Materials provided Block Start

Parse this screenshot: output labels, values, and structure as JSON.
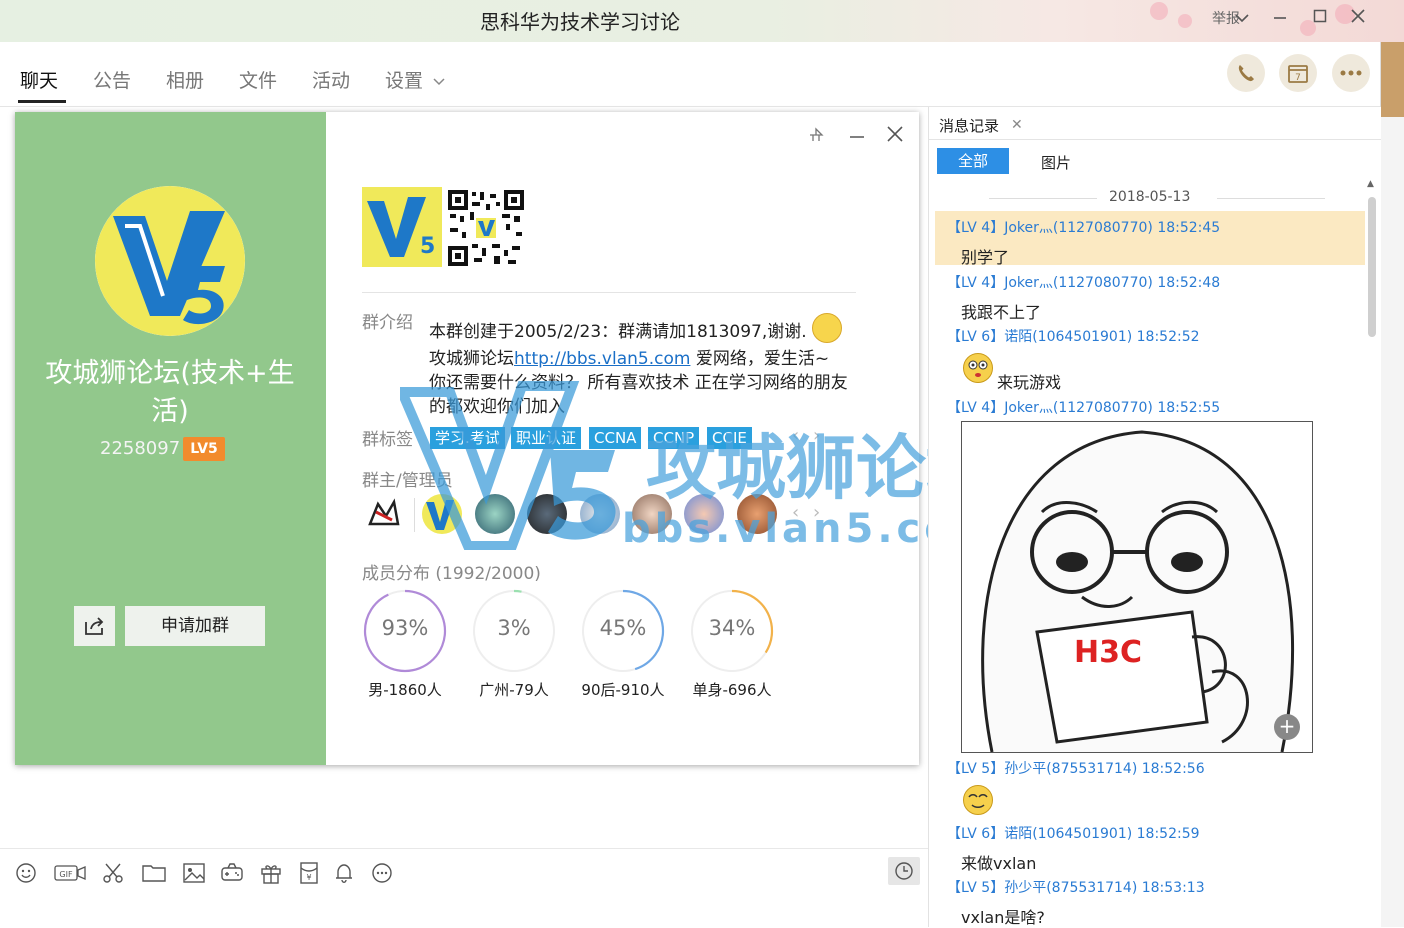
{
  "window": {
    "title": "思科华为技术学习讨论",
    "report_label": "举报"
  },
  "tabs": [
    {
      "label": "聊天",
      "active": true
    },
    {
      "label": "公告"
    },
    {
      "label": "相册"
    },
    {
      "label": "文件"
    },
    {
      "label": "活动"
    },
    {
      "label": "设置"
    }
  ],
  "top_actions": {
    "calendar_day": "7"
  },
  "group_card": {
    "name": "攻城狮论坛(技术+生活)",
    "id": "2258097",
    "level": "LV5",
    "join_label": "申请加群",
    "intro_label": "群介绍",
    "intro_line1": "本群创建于2005/2/23：群满请加1813097,谢谢.",
    "intro_line2_prefix": "攻城狮论坛",
    "intro_link": "http://bbs.vlan5.com",
    "intro_line2_suffix": " 爱网络，爱生活~",
    "intro_line3": "你还需要什么资料？ 所有喜欢技术 正在学习网络的朋友的都欢迎你们加入",
    "tags_label": "群标签",
    "tags": [
      "学习.考试",
      "职业认证",
      "CCNA",
      "CCNP",
      "CCIE"
    ],
    "admins_label": "群主/管理员",
    "members_label": "成员分布 (1992/2000)",
    "stats": [
      {
        "percent": "93%",
        "value": 0.93,
        "caption": "男-1860人",
        "color": "#b08ad8"
      },
      {
        "percent": "3%",
        "value": 0.03,
        "caption": "广州-79人",
        "color": "#9be0b0"
      },
      {
        "percent": "45%",
        "value": 0.45,
        "caption": "90后-910人",
        "color": "#6fa8e6"
      },
      {
        "percent": "34%",
        "value": 0.34,
        "caption": "单身-696人",
        "color": "#f2b24a"
      }
    ]
  },
  "watermark": {
    "text": "攻城狮论坛",
    "url": "bbs.vlan5.com"
  },
  "panel": {
    "tab_label": "消息记录",
    "filter_all": "全部",
    "filter_images": "图片",
    "date": "2018-05-13",
    "messages": [
      {
        "head": "【LV 4】Joker灬(1127080770) 18:52:45",
        "text": "别学了"
      },
      {
        "head": "【LV 4】Joker灬(1127080770) 18:52:48",
        "text": "我跟不上了"
      },
      {
        "head": "【LV 6】诺陌(1064501901) 18:52:52",
        "text": "来玩游戏"
      },
      {
        "head": "【LV 4】Joker灬(1127080770) 18:52:55",
        "text": ""
      },
      {
        "head": "【LV 5】孙少平(875531714) 18:52:56",
        "text": ""
      },
      {
        "head": "【LV 6】诺陌(1064501901) 18:52:59",
        "text": "来做vxlan"
      },
      {
        "head": "【LV 5】孙少平(875531714) 18:53:13",
        "text": "vxlan是啥?"
      }
    ],
    "meme_cup_text": "H3C"
  }
}
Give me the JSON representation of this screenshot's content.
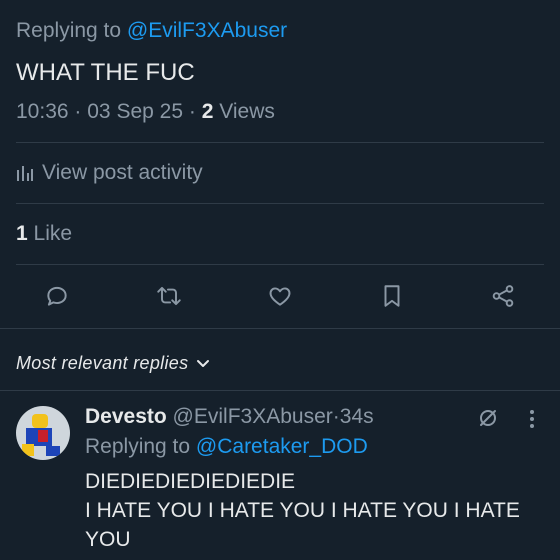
{
  "post": {
    "replying_prefix": "Replying to",
    "replying_handle": "@EvilF3XAbuser",
    "text": "WHAT THE FUC",
    "time": "10:36",
    "sep": "·",
    "date": "03 Sep 25",
    "views_count": "2",
    "views_label": "Views",
    "activity_label": "View post activity",
    "likes_count": "1",
    "likes_label": "Like"
  },
  "actions": {
    "icons": [
      "reply-icon",
      "retweet-icon",
      "like-icon",
      "bookmark-icon",
      "share-icon"
    ]
  },
  "replies_section": {
    "sort_label": "Most relevant replies"
  },
  "reply": {
    "name": "Devesto",
    "handle": "@EvilF3XAbuser",
    "sep": "·",
    "time": "34s",
    "replying_prefix": "Replying to",
    "replying_handle": "@Caretaker_DOD",
    "text_line1": "DIEDIEDIEDIEDIEDIE",
    "text_line2": "I HATE YOU I HATE YOU I HATE YOU I HATE",
    "text_line3": "YOU"
  },
  "colors": {
    "background": "#15202b",
    "text": "#e7e9ea",
    "muted": "#8b98a5",
    "link": "#1d9bf0",
    "divider": "#2f3b47"
  }
}
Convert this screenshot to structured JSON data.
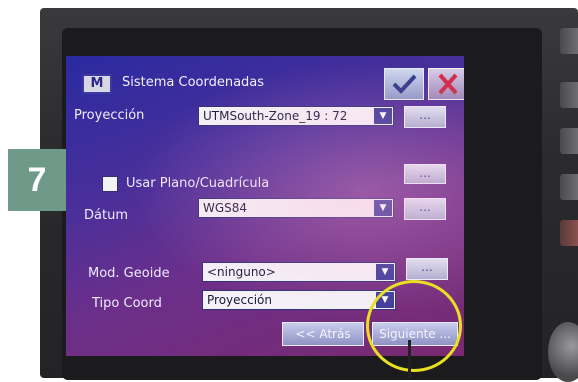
{
  "step_badge": "7",
  "window": {
    "title_icon": "M",
    "title": "Sistema Coordenadas"
  },
  "icons": {
    "ok": "check-icon",
    "close": "close-icon",
    "dropdown": "chevron-down-icon"
  },
  "fields": {
    "proyeccion": {
      "label": "Proyección",
      "value": "UTMSouth-Zone_19 : 72"
    },
    "usar_plano": {
      "label": "Usar Plano/Cuadrícula",
      "checked": false
    },
    "datum": {
      "label": "Dátum",
      "value": "WGS84"
    },
    "geoide": {
      "label": "Mod. Geoide",
      "value": "<ninguno>"
    },
    "tipo_coord": {
      "label": "Tipo Coord",
      "value": "Proyección"
    }
  },
  "buttons": {
    "dots": "...",
    "back": "<< Atrás",
    "next": "Siguiente ..."
  },
  "colors": {
    "badge": "#6f9a8a",
    "highlight": "#e8e020"
  }
}
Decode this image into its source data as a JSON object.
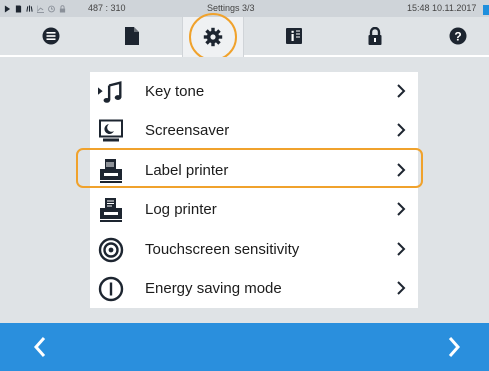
{
  "status_bar": {
    "icons": [
      "play-icon",
      "sd-card-icon",
      "wifi-icon",
      "chart-icon",
      "clock-icon",
      "lock-icon"
    ],
    "coordinates": "487 : 310",
    "title": "Settings 3/3",
    "datetime": "15:48 10.11.2017"
  },
  "tabs": [
    {
      "name": "list-icon",
      "active": false
    },
    {
      "name": "document-icon",
      "active": false
    },
    {
      "name": "gear-icon",
      "active": true
    },
    {
      "name": "info-book-icon",
      "active": false
    },
    {
      "name": "lock-icon",
      "active": false
    },
    {
      "name": "help-icon",
      "active": false
    }
  ],
  "menu": {
    "items": [
      {
        "label": "Key tone",
        "icon": "music-note-icon"
      },
      {
        "label": "Screensaver",
        "icon": "screensaver-icon"
      },
      {
        "label": "Label printer",
        "icon": "label-printer-icon"
      },
      {
        "label": "Log printer",
        "icon": "log-printer-icon"
      },
      {
        "label": "Touchscreen sensitivity",
        "icon": "target-icon"
      },
      {
        "label": "Energy saving mode",
        "icon": "power-icon"
      }
    ],
    "highlighted_item": "Label printer"
  },
  "navigation": {
    "back": "chevron-left-icon",
    "next": "chevron-right-icon"
  },
  "colors": {
    "accent_blue": "#2a8fdd",
    "highlight_orange": "#f0a22c",
    "background_grey": "#dfe3e6",
    "icon_dark": "#1d2530"
  }
}
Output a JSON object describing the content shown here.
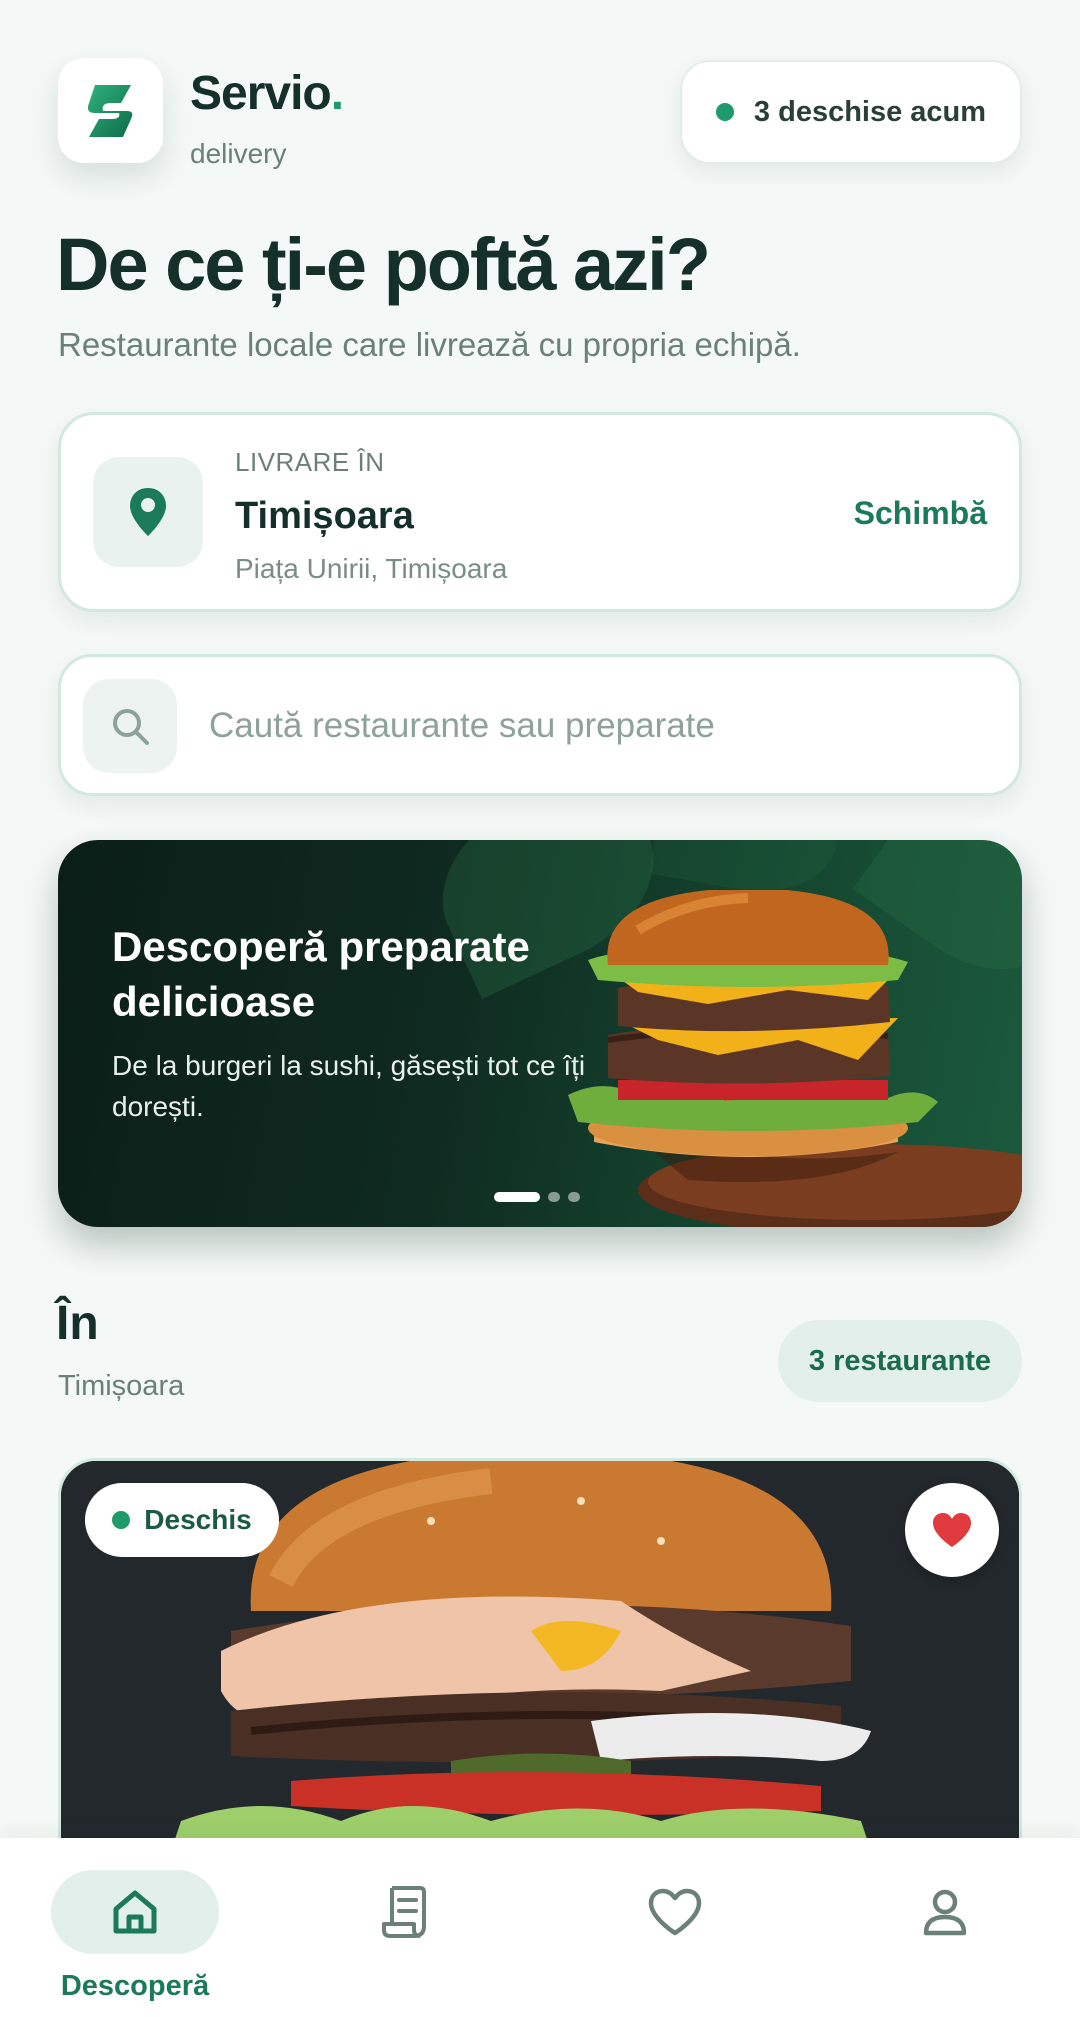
{
  "brand": {
    "name": "Servio",
    "dot": ".",
    "subtitle": "delivery"
  },
  "open_status": {
    "label": "3 deschise acum"
  },
  "hero": {
    "title": "De ce ți-e poftă azi?",
    "subtitle": "Restaurante locale care livrează cu propria echipă."
  },
  "location": {
    "label": "LIVRARE ÎN",
    "city": "Timișoara",
    "address": "Piața Unirii, Timișoara",
    "change_label": "Schimbă"
  },
  "search": {
    "placeholder": "Caută restaurante sau preparate"
  },
  "banner": {
    "title": "Descoperă preparate delicioase",
    "subtitle": "De la burgeri la sushi, găsești tot ce îți dorești.",
    "slides": 3,
    "active_slide": 1
  },
  "section": {
    "title": "În",
    "subtitle": "Timișoara",
    "count_label": "3 restaurante"
  },
  "restaurant_card": {
    "status": "Deschis",
    "favorited": true
  },
  "nav": {
    "items": [
      {
        "label": "Descoperă",
        "icon": "home-icon",
        "active": true
      },
      {
        "label": "",
        "icon": "orders-icon",
        "active": false
      },
      {
        "label": "",
        "icon": "heart-icon",
        "active": false
      },
      {
        "label": "",
        "icon": "profile-icon",
        "active": false
      }
    ]
  },
  "colors": {
    "accent": "#1b7a5a",
    "dark": "#143029",
    "background": "#f4f8f6",
    "favorite": "#e0393e"
  }
}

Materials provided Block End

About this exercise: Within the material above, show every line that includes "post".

Solution to this exercise:
  "post": {
    "activity_label": "View post activity",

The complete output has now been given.